The first thing you will see in Third Rail's latest production is a naked, middle-aged man wearing only a cloth crotch guard, Tarzan style. Next, there will be a lot of heated babbling between two old people who you correctly assume are ex-lovers. This play is a lot like an episode of Grace and Frankie set inside a cluttered trailer, but its two characters are worth a trip to the theater.
There's a phrase that people who fail at getting over someone love to resurrect: If you love something, set it free, and if it comes back to you, it's yours. In some ways, Annapurna is a textbook example of this commonly Googled quote.
Emma, a woman ambiguously around 55, leaves her new husband to drop in on her unwelcoming ex, Ulysses, who lives in a trailer in the mountains where the threat of cockroaches is so high that he hides his inhaler in a cookie jar. Ulysses is life-threateningly sick and appears to be on his way out. Though Emma left Ulysses in the middle of the night twenty years prior, the fact that she still loves him is an elephant in the room so visible it practically sprays the audience with sewer water. So, why did Emma leave 20 years ago with the couple's 5-year-old son? Keyword here: son. He is the crux of the play, though he doesn't once appear on the stage, which looks like the interior of a 1980s trailer, cluttered with plastic bags and dirty clothes.
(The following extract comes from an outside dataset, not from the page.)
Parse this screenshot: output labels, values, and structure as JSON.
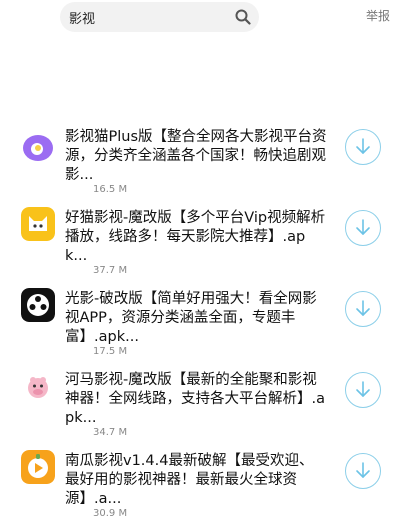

Turns out that Ulysses had a drinking problem, which made him insanely agro. One night, Emma returned home to find Ulysses blacked out, huddled over her son's bed where the boy was so badly beaten that he became permanently deaf in one ear. Ulysses was so shit-faced that he doesn't remember any of this. So, for twenty years, he thought that Emma left because she was a cold-hearted bitch who thought she could do better. He was wrong, and in fact, her new husband is abusive too, but towards her.
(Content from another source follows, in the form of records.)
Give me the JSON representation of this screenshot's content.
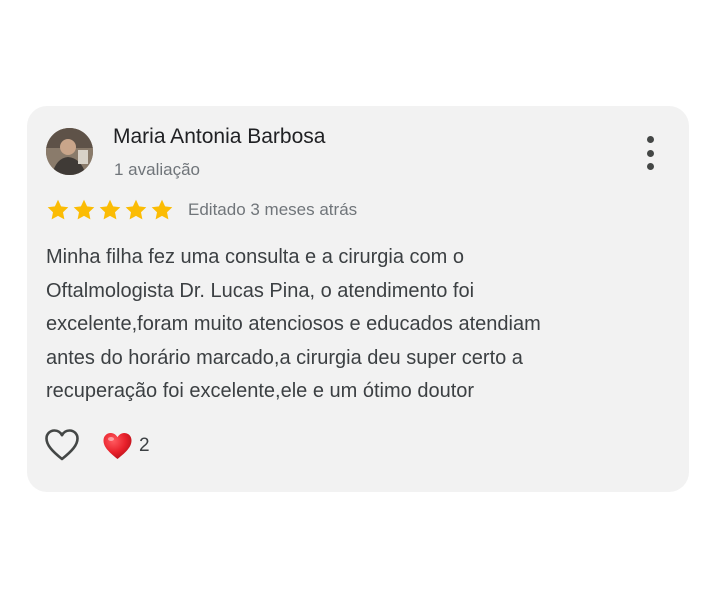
{
  "review": {
    "author_name": "Maria Antonia Barbosa",
    "author_reviews": "1 avaliação",
    "rating": 5,
    "rating_max": 5,
    "edited_label": "Editado 3 meses atrás",
    "text_lines": [
      "Minha filha fez uma consulta e a cirurgia com o",
      "Oftalmologista Dr. Lucas Pina, o atendimento foi",
      "excelente,foram muito atenciosos e educados atendiam",
      "antes do horário marcado,a cirurgia deu super certo a",
      "recuperação foi excelente,ele e um ótimo doutor"
    ],
    "reaction_count": "2"
  },
  "icons": {
    "avatar": "user-photo",
    "more": "more-vert-icon",
    "star": "star-icon",
    "like": "heart-outline-icon",
    "reaction": "red-heart-icon"
  },
  "colors": {
    "card_background": "#f2f2f2",
    "star": "#fbbc04",
    "heart_reaction": "#e8202a",
    "primary_text": "#202124",
    "secondary_text": "#70757a"
  }
}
Love makes people do stupid things. Some audience members might consider leaving one abusive husband to crawl back to a different one pretty dumb. But Karen Trumbo sells Emma as a woman who is suffering vicariously through her son's daddy issues. With frank tenderness, she makes Ulysses a sandwich and also insults him for morphing into an oafish pariah. Though Bruce Burkhartsmeier's Ulysses is difficult to forgive at times, the actor himself is nearly faultless. His chemistry with Trumbo is so apparent through dialogue alone that the audience doesn't even need, or want, a kiss. And they won't get one.
It is clear that Emma loves Ulysses, but reuniting is not easy. Many of us say that we never want to see a former lover again (or God help us, we'll…). In reality, we probably have a deep desire to rehash and dissect our separation over a La Croix. Annapurna is largely a cathartic experience. The theater toyed with giving away tickets, free drinks and even a hotel stay to attendees who brought their ex to the show, but decided against that idea.
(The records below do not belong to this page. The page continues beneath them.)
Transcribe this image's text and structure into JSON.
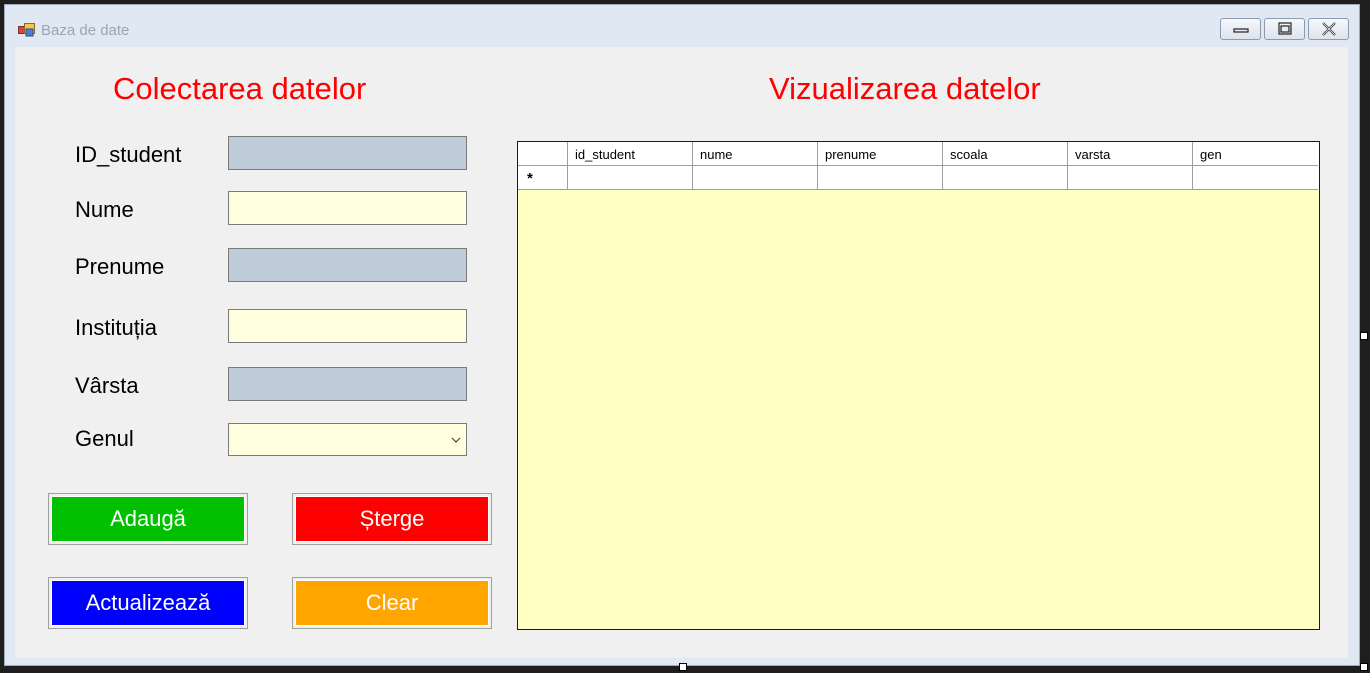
{
  "window": {
    "title": "Baza de date",
    "icon": "app-form-icon"
  },
  "colectare": {
    "heading": "Colectarea datelor",
    "labels": {
      "id": "ID_student",
      "nume": "Nume",
      "prenume": "Prenume",
      "institutia": "Instituția",
      "varsta": "Vârsta",
      "genul": "Genul"
    },
    "values": {
      "id": "",
      "nume": "",
      "prenume": "",
      "institutia": "",
      "varsta": "",
      "genul": ""
    }
  },
  "buttons": {
    "adauga": "Adaugă",
    "sterge": "Șterge",
    "actualizeaza": "Actualizează",
    "clear": "Clear"
  },
  "colors": {
    "heading": "#ff0000",
    "adauga": "#00c000",
    "sterge": "#ff0000",
    "actualizeaza": "#0000ff",
    "clear": "#ffa500",
    "grid_background": "#ffffc4",
    "readonly_field": "#c0cbd9",
    "editable_field": "#ffffe0"
  },
  "vizualizare": {
    "heading": "Vizualizarea datelor",
    "columns": [
      "id_student",
      "nume",
      "prenume",
      "scoala",
      "varsta",
      "gen"
    ],
    "new_row_marker": "*"
  }
}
For Ulysses and Emma, their reunion seems complicated, but the play's solution is not. As Annapurna makes us question what is more sacred—motherly instinct or true love—the play reminds us that forgiveness is just as important as anger. All of the feelings, good and bad, grow out of love. That is what makes the pain so great to begin with.
See it: Annapurna is at Imago Theater, 17 SE 8th Ave., 503-235-1101. 7:30 pm Thursday-Saturday and 2 pm Sunday, Aug. 5-27. $25-42.50.